• [Problem]: When you repeat the entries below, keep each word exactly as it is and drop the pictures.

• [Data excerpts]:

╔══

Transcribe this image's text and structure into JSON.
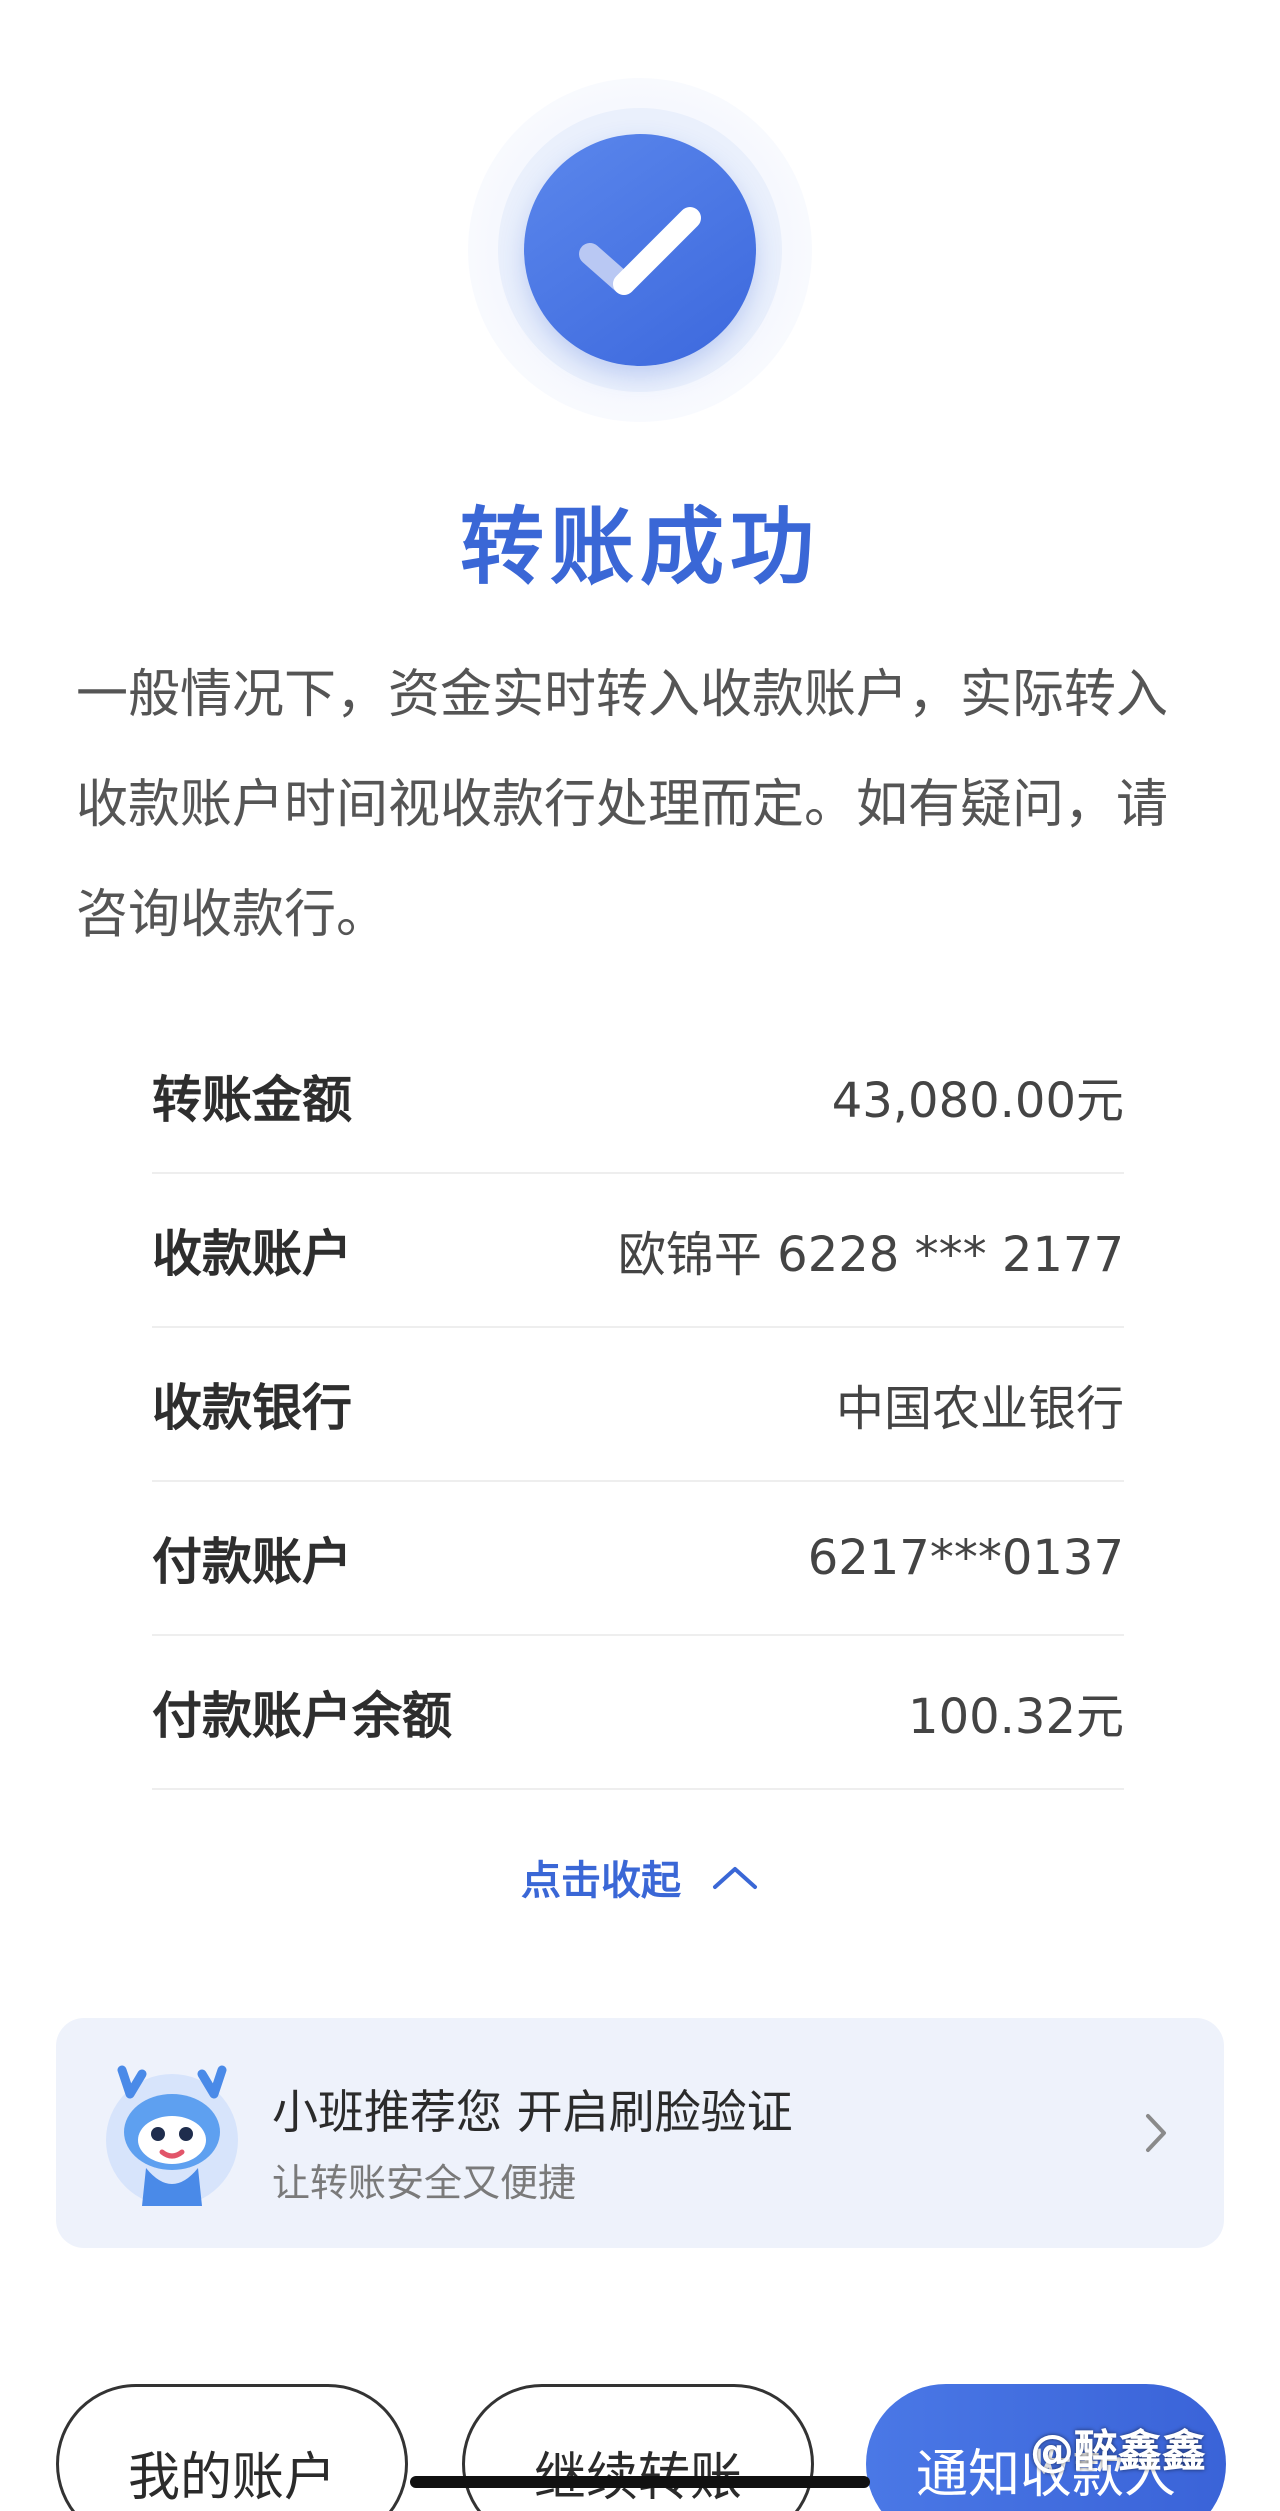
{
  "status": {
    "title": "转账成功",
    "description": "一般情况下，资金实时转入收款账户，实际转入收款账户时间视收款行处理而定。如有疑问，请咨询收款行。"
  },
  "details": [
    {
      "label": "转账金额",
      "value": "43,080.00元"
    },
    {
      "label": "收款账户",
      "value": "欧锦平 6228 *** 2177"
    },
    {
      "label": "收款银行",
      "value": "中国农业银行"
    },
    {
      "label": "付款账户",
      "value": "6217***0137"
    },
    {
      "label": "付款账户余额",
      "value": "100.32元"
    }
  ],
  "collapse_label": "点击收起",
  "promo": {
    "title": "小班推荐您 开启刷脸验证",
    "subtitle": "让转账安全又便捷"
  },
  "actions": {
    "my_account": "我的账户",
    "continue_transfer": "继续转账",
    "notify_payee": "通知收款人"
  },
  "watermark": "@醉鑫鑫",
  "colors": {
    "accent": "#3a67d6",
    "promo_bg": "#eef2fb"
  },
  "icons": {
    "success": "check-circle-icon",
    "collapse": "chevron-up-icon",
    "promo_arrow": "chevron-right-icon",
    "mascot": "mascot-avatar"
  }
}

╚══

• [Task response]:
Transcribe this image's text and structure into JSON.
{
  "status": {
    "title": "转账成功",
    "description": "一般情况下，资金实时转入收款账户，实际转入收款账户时间视收款行处理而定。如有疑问，请咨询收款行。"
  },
  "details": [
    {
      "label": "转账金额",
      "value": "43,080.00元"
    },
    {
      "label": "收款账户",
      "value": "欧锦平 6228 *** 2177"
    },
    {
      "label": "收款银行",
      "value": "中国农业银行"
    },
    {
      "label": "付款账户",
      "value": "6217***0137"
    },
    {
      "label": "付款账户余额",
      "value": "100.32元"
    }
  ],
  "collapse_label": "点击收起",
  "promo": {
    "title": "小班推荐您 开启刷脸验证",
    "subtitle": "让转账安全又便捷"
  },
  "actions": {
    "my_account": "我的账户",
    "continue_transfer": "继续转账",
    "notify_payee": "通知收款人"
  },
  "watermark": "@醉鑫鑫",
  "colors": {
    "accent": "#3a67d6",
    "promo_bg": "#eef2fb"
  },
  "icons": {
    "success": "check-circle-icon",
    "collapse": "chevron-up-icon",
    "promo_arrow": "chevron-right-icon",
    "mascot": "mascot-avatar"
  }
}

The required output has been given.